Page Banner

United States Department of Agriculture

Agricultural Research Service

Research Project: Improving Stress and Disease Resistance in Tree Fruit Crops

Location: Appalachian Fruit Research Laboratory

Title: Field evaluation of apple overexpressing a peach CBF gene confirms its effect on cold hardiness, dormancy, and growth

Authors
item Artlip, Timothy
item Wisniewski, Michael
item Norelli, John (jay)

Submitted to: Environmental and Experimental Botany
Publication Type: Peer Reviewed Journal
Publication Acceptance Date: December 11, 2013
Publication Date: December 21, 2013
Repository URL: http://dx.doi.org/10/1016/j.envexpbot.2013.12.008
Citation: Artlip, T.S., Wisniewski, M.E., Norelli, J.L. 2013. Field evaluation of apple overexpressing a peach CBF gene confirms its effect on cold hardiness, dormancy, and growth. Environmental and Experimental Botany. 106:79-86.
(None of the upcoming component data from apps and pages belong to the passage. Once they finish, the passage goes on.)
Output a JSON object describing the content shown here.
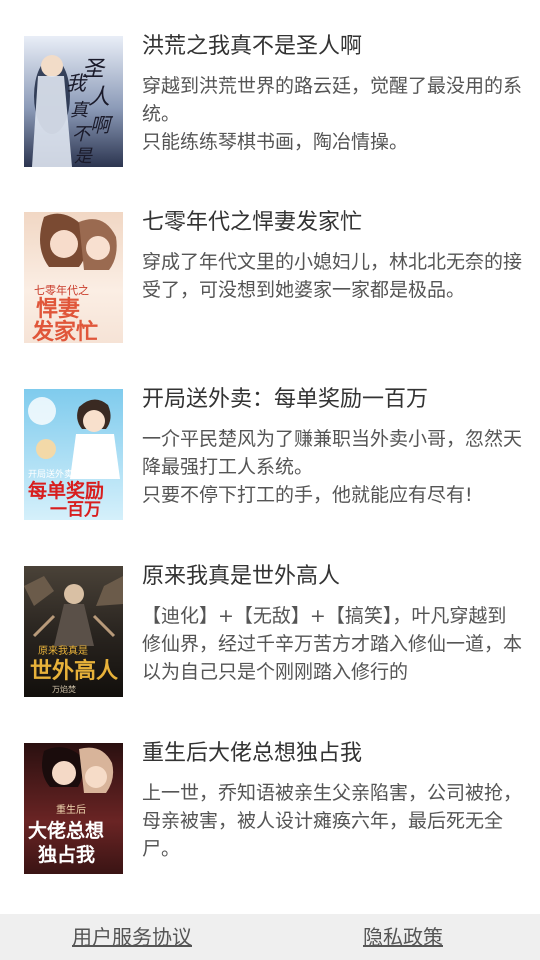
{
  "books": [
    {
      "title": "洪荒之我真不是圣人啊",
      "description": "穿越到洪荒世界的路云廷，觉醒了最没用的系统。\n只能练练琴棋书画，陶冶情操。",
      "cover_text": "我真不是圣人啊",
      "cover_colors": [
        "#3a4a6a",
        "#cfd6e6"
      ]
    },
    {
      "title": "七零年代之悍妻发家忙",
      "description": "穿成了年代文里的小媳妇儿，林北北无奈的接受了，可没想到她婆家一家都是极品。",
      "cover_text": "悍妻发家忙",
      "cover_colors": [
        "#f6e1d2",
        "#e0563a"
      ]
    },
    {
      "title": "开局送外卖：每单奖励一百万",
      "description": "一介平民楚风为了赚兼职当外卖小哥，忽然天降最强打工人系统。\n只要不停下打工的手，他就能应有尽有!",
      "cover_text": "每单奖励一百万",
      "cover_colors": [
        "#8fd3ef",
        "#d81e1e"
      ]
    },
    {
      "title": "原来我真是世外高人",
      "description": "【迪化】+【无敌】+【搞笑】，叶凡穿越到修仙界，经过千辛万苦方才踏入修仙一道，本以为自己只是个刚刚踏入修行的",
      "cover_text": "世外高人",
      "cover_colors": [
        "#1c1a18",
        "#e8b23a"
      ]
    },
    {
      "title": "重生后大佬总想独占我",
      "description": "上一世，乔知语被亲生父亲陷害，公司被抢，母亲被害，被人设计瘫痪六年，最后死无全尸。",
      "cover_text": "大佬总想独占我",
      "cover_colors": [
        "#5a1d1d",
        "#f0d7b0"
      ]
    }
  ],
  "footer": {
    "user_agreement": "用户服务协议",
    "privacy_policy": "隐私政策"
  }
}
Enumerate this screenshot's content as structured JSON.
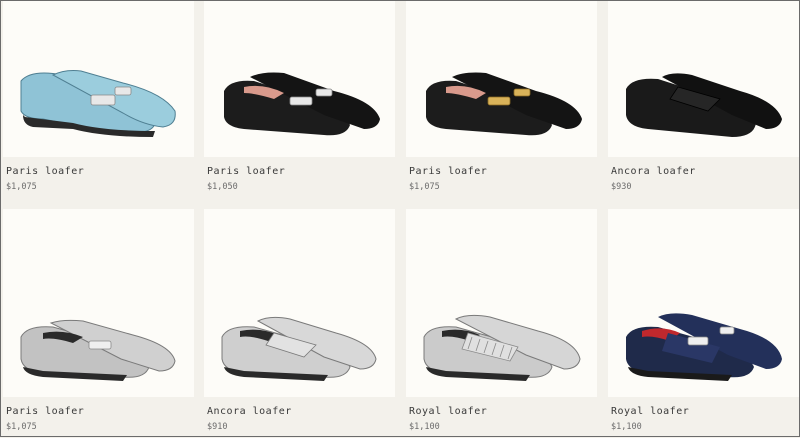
{
  "products": [
    {
      "name": "Paris loafer",
      "price": "$1,075",
      "color": "#8fc3d6",
      "hardware": "silver-h-buckle-icon"
    },
    {
      "name": "Paris loafer",
      "price": "$1,050",
      "color": "#1c1c1c",
      "hardware": "silver-h-buckle-icon"
    },
    {
      "name": "Paris loafer",
      "price": "$1,075",
      "color": "#1c1c1c",
      "hardware": "gold-h-buckle-icon"
    },
    {
      "name": "Ancora loafer",
      "price": "$930",
      "color": "#1a1a1a",
      "hardware": "none"
    },
    {
      "name": "Paris loafer",
      "price": "$1,075",
      "color": "#c2c2c2",
      "hardware": "silver-h-buckle-icon"
    },
    {
      "name": "Ancora loafer",
      "price": "$910",
      "color": "#cfcfcf",
      "hardware": "none"
    },
    {
      "name": "Royal loafer",
      "price": "$1,100",
      "color": "#cbcbcb",
      "hardware": "fringe-icon"
    },
    {
      "name": "Royal loafer",
      "price": "$1,100",
      "color": "#1f2a4a",
      "hardware": "silver-h-buckle-icon"
    }
  ]
}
Interpretive Summary: Erratic conditions such as early spring warming followed by frosts or freezing events are particularly devastating to fruit and vegetable growers. If chilling requirements have been met in a fruit tree, warm spells permit the tree to deacclimate from a cold tolerant condition, and foster bud break. Blossoms and nascent fruit are particularly susceptible to freeze damage. Several genes in apple and peach that respond to low temperature have been investigated in an effort to better understand the mechanisms behind cold acclimation and deacclimation. The CBF (c-repeat binding factor) family encodes transcription factors that act as higher-level “on switches” for many genes known for their importance in cold acclimation and tolerance. We have constitutively over-expressed a CBF gene in apple and have followed growth and phenological characteristics in a field planting for three years. The CBF-overexpressing apple trees have delayed vegetative bud break in the spring. While the exact mechanism is unknown, the CBF gene appears to provide a novel sensitivity to daylength that apple is not known to have. This improved knowledge may provide a means by which damage from frosts during bloom or early fruit set can be mitigated. In addition, reduced growth (stem diameter and height) was observed. Reduced growth in apple may be advantageous. Since the apple cultivar used in this study (‘M.26’) is a rootstock variety, the reduction in growth may not be detrimental but rather beneficial if the reduced growth can be transferred to grafted scion varieties.

Technical Abstract: In recent years, the scientific literature has become replete with examples of the improvement of abiotic stress tolerance by overexpression of specific genes. Few studies, however, have evaluated transgenic plants under field conditions or the impact of overexpression on non-target traits. We previously reported that constitutive overexpression of a peach (Prunus persica) CBF (C-Repeat Binding Factor)/ DREB1 (Dehydration Response Element Binding) gene in an apple (Malus X domestica) rootstock variety (‘M.26’) resulted in a modest increase in cold hardiness of acclimated and non-acclimated leaves but also unexpectedly resulted in apple plants that were subject to short-day–induced dormancy. In the present study, a transgenic apple line constitutively overexpressing a peach CBF gene were evaluated under field conditions for two years to determine the impact of the CBF overexpression growth, phenology, and cold hardiness compared to untransformed apple. One-year-old seedling trees were planted in an orchard in autumn 2010, and data recorded over two growing seasons. Results indicated significantly reduced growth, early leaf senescence, delayed bud break, temporal changes in pigment accumulation, and enhanced freezing tolerance in the transgenic line (T166) compared to un-transformed ’M.26’. Results highlight the importance of conducting long-term field studies on transgenic plants modified to increase abiotic stress tolerance.

Last Modified: 12/20/2014
Footer Content Back to Top of Page